Receiving carbon credits for reduced N fertilizer use
Arcadia Biosciences, Inc., an agricultural technology company focused on developing technologies and products that benefit the environment and human health, announced that the company has submitted a carbon credit methodology to the Clean Development Mechanism (CDM) of the United Nations Framework Convention on Climate Change. The methodology would allow farmers to claim carbon credits from reduced fertilizer use in conjunction with Arcadia’s Nitrogen Use Efficiency (NUE) technology. Arcadia’s NUE technology enables crops to maintain high yields while requiring significantly reduced levels of nitrogen fertilizer.
Globally, agriculture is the second largest industrial source of greenhouse gas emissions (GHG), and the use of nitrogen fertilizer is a major component of those emissions. Despite its significance, most efforts to incentivize adoption of low carbon practices and technologies have bypassed agriculture. The United Nations CDM stimulates emissions reductions by allowing developing countries to earn carbon credits that can be traded and sold to industrialized countries.
To develop the methodology for calculating emissions reductions in agriculture, Arcadia Biosciences and the Ningxia (China) Academy of Agriculture and Forestry Science (NAAFS) have been measuring baseline greenhouse gas emissions from conventional rice production using varying levels of nitrogen fertilizer. Through field tests conducted since 2007, the organizations have quantified reductions in GHG emissions that result from decreasing nitrogen fertilizer application in conventional rice. They have also validated a model for predicting greenhouse gas emissions from rice. The study also found a measurable correlation between applied nitrogen and crop yield in the conventional varieties used.

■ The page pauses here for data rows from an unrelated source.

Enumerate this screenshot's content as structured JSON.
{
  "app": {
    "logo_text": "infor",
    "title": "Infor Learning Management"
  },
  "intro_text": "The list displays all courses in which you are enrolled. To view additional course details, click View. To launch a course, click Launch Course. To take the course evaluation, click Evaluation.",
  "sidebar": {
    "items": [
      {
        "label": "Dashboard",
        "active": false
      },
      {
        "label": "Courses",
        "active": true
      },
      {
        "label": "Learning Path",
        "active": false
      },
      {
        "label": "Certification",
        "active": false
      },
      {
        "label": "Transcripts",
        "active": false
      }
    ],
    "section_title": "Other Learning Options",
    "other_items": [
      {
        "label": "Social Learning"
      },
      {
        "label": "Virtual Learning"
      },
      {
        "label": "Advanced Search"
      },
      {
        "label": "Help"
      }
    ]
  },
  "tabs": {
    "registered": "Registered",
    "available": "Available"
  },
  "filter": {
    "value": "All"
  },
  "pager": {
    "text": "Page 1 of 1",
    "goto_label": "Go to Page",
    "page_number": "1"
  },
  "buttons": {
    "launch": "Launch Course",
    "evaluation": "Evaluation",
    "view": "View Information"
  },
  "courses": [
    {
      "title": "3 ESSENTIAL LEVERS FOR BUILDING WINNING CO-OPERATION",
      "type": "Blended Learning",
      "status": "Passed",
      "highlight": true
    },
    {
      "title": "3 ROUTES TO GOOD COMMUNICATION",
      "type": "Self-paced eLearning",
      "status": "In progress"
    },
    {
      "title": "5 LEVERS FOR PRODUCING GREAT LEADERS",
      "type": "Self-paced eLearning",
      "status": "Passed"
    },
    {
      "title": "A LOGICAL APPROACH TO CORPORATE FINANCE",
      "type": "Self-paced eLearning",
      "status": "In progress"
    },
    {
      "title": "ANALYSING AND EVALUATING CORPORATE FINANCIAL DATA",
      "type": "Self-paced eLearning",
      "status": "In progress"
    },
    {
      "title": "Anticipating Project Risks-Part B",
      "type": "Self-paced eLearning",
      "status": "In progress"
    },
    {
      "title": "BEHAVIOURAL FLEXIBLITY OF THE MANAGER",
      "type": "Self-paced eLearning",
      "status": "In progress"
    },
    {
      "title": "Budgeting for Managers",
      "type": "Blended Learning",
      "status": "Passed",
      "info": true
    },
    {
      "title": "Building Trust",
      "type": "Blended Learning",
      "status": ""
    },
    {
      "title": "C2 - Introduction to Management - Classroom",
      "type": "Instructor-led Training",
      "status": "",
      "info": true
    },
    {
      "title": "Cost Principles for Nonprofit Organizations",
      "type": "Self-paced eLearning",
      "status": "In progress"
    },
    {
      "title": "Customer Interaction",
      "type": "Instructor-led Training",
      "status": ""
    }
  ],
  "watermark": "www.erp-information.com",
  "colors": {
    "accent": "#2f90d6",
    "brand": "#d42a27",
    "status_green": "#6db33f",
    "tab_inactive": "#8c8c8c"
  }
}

While these field tests were done with conventional rice, the goal in the future is to combine the GHG methodology with Arcadia’s NUE technology in rice and other crops in developing countries to achieve emissions reductions without compromising crop yields. This combination will reduce the GHG emissions per unit of food produced and reward farmers with additional value from carbon credits.
“Given the significant role that agriculture plays in global greenhouse gas emissions, the development of technologies and techniques that result in low carbon agriculture is a major objective,” said Eric Rey, president and CEO of Arcadia Biosciences. “Our collaboration with NAAFS in China to establish baseline GHG emissions data from conventional rice production is a key piece of the puzzle. Approval of the draft methodology, along with future approval of NUE rice varieties, will mean that Chinese rice farmers can simultaneously reduce operating costs, increase profits, and improve our global environment.”